• What you will do:
Give back each line below verbatim.

• Stored items:
Start of Block

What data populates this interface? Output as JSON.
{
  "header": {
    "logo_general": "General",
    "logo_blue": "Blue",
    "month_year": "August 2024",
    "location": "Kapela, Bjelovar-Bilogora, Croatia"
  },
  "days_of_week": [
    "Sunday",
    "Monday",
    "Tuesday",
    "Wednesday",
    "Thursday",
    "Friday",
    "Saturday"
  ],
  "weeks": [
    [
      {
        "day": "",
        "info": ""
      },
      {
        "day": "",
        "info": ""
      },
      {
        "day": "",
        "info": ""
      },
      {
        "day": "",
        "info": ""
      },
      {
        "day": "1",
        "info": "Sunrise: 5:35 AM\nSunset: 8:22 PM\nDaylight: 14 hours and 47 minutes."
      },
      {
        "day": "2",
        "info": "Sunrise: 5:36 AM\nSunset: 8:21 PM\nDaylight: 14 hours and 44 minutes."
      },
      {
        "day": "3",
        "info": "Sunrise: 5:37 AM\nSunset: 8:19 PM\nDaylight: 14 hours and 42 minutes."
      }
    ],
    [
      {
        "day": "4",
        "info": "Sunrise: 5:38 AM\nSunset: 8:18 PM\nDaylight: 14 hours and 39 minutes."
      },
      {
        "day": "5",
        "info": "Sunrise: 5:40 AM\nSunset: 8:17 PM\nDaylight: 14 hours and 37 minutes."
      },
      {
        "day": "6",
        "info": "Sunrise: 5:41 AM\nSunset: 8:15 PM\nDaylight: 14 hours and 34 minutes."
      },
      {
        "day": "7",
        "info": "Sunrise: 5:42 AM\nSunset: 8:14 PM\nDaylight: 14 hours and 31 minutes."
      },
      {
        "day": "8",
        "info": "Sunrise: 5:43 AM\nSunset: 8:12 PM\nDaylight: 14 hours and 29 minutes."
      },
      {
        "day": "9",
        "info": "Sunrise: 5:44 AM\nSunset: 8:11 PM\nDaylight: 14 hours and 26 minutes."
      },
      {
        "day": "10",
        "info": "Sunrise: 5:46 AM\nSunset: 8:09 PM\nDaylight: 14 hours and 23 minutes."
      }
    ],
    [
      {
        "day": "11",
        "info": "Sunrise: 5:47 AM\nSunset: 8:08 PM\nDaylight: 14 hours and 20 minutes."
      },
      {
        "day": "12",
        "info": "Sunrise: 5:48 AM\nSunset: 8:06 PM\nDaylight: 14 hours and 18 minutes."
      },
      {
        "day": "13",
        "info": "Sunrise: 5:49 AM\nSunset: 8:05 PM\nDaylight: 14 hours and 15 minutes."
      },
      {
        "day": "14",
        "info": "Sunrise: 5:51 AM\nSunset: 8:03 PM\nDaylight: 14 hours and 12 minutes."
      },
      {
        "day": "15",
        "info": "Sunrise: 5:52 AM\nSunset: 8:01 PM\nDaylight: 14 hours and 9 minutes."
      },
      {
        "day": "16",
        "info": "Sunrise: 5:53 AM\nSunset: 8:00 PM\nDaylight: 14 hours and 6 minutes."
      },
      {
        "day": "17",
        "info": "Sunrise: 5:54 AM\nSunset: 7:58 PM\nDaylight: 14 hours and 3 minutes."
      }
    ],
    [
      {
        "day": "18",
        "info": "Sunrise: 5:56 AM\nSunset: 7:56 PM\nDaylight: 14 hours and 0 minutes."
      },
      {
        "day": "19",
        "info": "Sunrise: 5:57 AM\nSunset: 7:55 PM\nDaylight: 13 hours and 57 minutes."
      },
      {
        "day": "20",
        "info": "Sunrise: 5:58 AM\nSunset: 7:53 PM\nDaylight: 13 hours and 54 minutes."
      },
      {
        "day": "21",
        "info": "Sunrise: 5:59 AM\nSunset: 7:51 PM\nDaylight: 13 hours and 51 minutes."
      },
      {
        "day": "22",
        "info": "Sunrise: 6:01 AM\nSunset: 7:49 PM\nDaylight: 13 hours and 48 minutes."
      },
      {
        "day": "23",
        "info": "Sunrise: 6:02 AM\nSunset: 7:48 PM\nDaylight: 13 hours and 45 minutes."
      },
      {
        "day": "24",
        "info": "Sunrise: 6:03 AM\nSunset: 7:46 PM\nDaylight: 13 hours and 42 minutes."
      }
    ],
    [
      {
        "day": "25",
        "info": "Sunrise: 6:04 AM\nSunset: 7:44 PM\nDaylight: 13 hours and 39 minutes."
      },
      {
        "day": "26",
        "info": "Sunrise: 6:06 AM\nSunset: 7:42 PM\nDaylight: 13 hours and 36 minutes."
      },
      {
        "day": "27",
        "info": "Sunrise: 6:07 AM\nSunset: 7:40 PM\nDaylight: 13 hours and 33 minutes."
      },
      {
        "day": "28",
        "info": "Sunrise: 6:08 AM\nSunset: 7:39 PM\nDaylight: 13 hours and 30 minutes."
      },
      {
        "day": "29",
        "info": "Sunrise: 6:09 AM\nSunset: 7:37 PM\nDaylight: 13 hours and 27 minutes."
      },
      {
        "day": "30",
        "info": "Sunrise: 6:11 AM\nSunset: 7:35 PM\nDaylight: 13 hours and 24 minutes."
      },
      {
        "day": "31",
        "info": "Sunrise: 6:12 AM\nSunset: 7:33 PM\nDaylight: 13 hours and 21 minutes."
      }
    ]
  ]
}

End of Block

• Written answer:
What data populates this interface? Output as JSON.
{
  "header": {
    "logo_general": "General",
    "logo_blue": "Blue",
    "month_year": "August 2024",
    "location": "Kapela, Bjelovar-Bilogora, Croatia"
  },
  "days_of_week": [
    "Sunday",
    "Monday",
    "Tuesday",
    "Wednesday",
    "Thursday",
    "Friday",
    "Saturday"
  ],
  "weeks": [
    [
      {
        "day": "",
        "info": ""
      },
      {
        "day": "",
        "info": ""
      },
      {
        "day": "",
        "info": ""
      },
      {
        "day": "",
        "info": ""
      },
      {
        "day": "1",
        "info": "Sunrise: 5:35 AM\nSunset: 8:22 PM\nDaylight: 14 hours and 47 minutes."
      },
      {
        "day": "2",
        "info": "Sunrise: 5:36 AM\nSunset: 8:21 PM\nDaylight: 14 hours and 44 minutes."
      },
      {
        "day": "3",
        "info": "Sunrise: 5:37 AM\nSunset: 8:19 PM\nDaylight: 14 hours and 42 minutes."
      }
    ],
    [
      {
        "day": "4",
        "info": "Sunrise: 5:38 AM\nSunset: 8:18 PM\nDaylight: 14 hours and 39 minutes."
      },
      {
        "day": "5",
        "info": "Sunrise: 5:40 AM\nSunset: 8:17 PM\nDaylight: 14 hours and 37 minutes."
      },
      {
        "day": "6",
        "info": "Sunrise: 5:41 AM\nSunset: 8:15 PM\nDaylight: 14 hours and 34 minutes."
      },
      {
        "day": "7",
        "info": "Sunrise: 5:42 AM\nSunset: 8:14 PM\nDaylight: 14 hours and 31 minutes."
      },
      {
        "day": "8",
        "info": "Sunrise: 5:43 AM\nSunset: 8:12 PM\nDaylight: 14 hours and 29 minutes."
      },
      {
        "day": "9",
        "info": "Sunrise: 5:44 AM\nSunset: 8:11 PM\nDaylight: 14 hours and 26 minutes."
      },
      {
        "day": "10",
        "info": "Sunrise: 5:46 AM\nSunset: 8:09 PM\nDaylight: 14 hours and 23 minutes."
      }
    ],
    [
      {
        "day": "11",
        "info": "Sunrise: 5:47 AM\nSunset: 8:08 PM\nDaylight: 14 hours and 20 minutes."
      },
      {
        "day": "12",
        "info": "Sunrise: 5:48 AM\nSunset: 8:06 PM\nDaylight: 14 hours and 18 minutes."
      },
      {
        "day": "13",
        "info": "Sunrise: 5:49 AM\nSunset: 8:05 PM\nDaylight: 14 hours and 15 minutes."
      },
      {
        "day": "14",
        "info": "Sunrise: 5:51 AM\nSunset: 8:03 PM\nDaylight: 14 hours and 12 minutes."
      },
      {
        "day": "15",
        "info": "Sunrise: 5:52 AM\nSunset: 8:01 PM\nDaylight: 14 hours and 9 minutes."
      },
      {
        "day": "16",
        "info": "Sunrise: 5:53 AM\nSunset: 8:00 PM\nDaylight: 14 hours and 6 minutes."
      },
      {
        "day": "17",
        "info": "Sunrise: 5:54 AM\nSunset: 7:58 PM\nDaylight: 14 hours and 3 minutes."
      }
    ],
    [
      {
        "day": "18",
        "info": "Sunrise: 5:56 AM\nSunset: 7:56 PM\nDaylight: 14 hours and 0 minutes."
      },
      {
        "day": "19",
        "info": "Sunrise: 5:57 AM\nSunset: 7:55 PM\nDaylight: 13 hours and 57 minutes."
      },
      {
        "day": "20",
        "info": "Sunrise: 5:58 AM\nSunset: 7:53 PM\nDaylight: 13 hours and 54 minutes."
      },
      {
        "day": "21",
        "info": "Sunrise: 5:59 AM\nSunset: 7:51 PM\nDaylight: 13 hours and 51 minutes."
      },
      {
        "day": "22",
        "info": "Sunrise: 6:01 AM\nSunset: 7:49 PM\nDaylight: 13 hours and 48 minutes."
      },
      {
        "day": "23",
        "info": "Sunrise: 6:02 AM\nSunset: 7:48 PM\nDaylight: 13 hours and 45 minutes."
      },
      {
        "day": "24",
        "info": "Sunrise: 6:03 AM\nSunset: 7:46 PM\nDaylight: 13 hours and 42 minutes."
      }
    ],
    [
      {
        "day": "25",
        "info": "Sunrise: 6:04 AM\nSunset: 7:44 PM\nDaylight: 13 hours and 39 minutes."
      },
      {
        "day": "26",
        "info": "Sunrise: 6:06 AM\nSunset: 7:42 PM\nDaylight: 13 hours and 36 minutes."
      },
      {
        "day": "27",
        "info": "Sunrise: 6:07 AM\nSunset: 7:40 PM\nDaylight: 13 hours and 33 minutes."
      },
      {
        "day": "28",
        "info": "Sunrise: 6:08 AM\nSunset: 7:39 PM\nDaylight: 13 hours and 30 minutes."
      },
      {
        "day": "29",
        "info": "Sunrise: 6:09 AM\nSunset: 7:37 PM\nDaylight: 13 hours and 27 minutes."
      },
      {
        "day": "30",
        "info": "Sunrise: 6:11 AM\nSunset: 7:35 PM\nDaylight: 13 hours and 24 minutes."
      },
      {
        "day": "31",
        "info": "Sunrise: 6:12 AM\nSunset: 7:33 PM\nDaylight: 13 hours and 21 minutes."
      }
    ]
  ]
}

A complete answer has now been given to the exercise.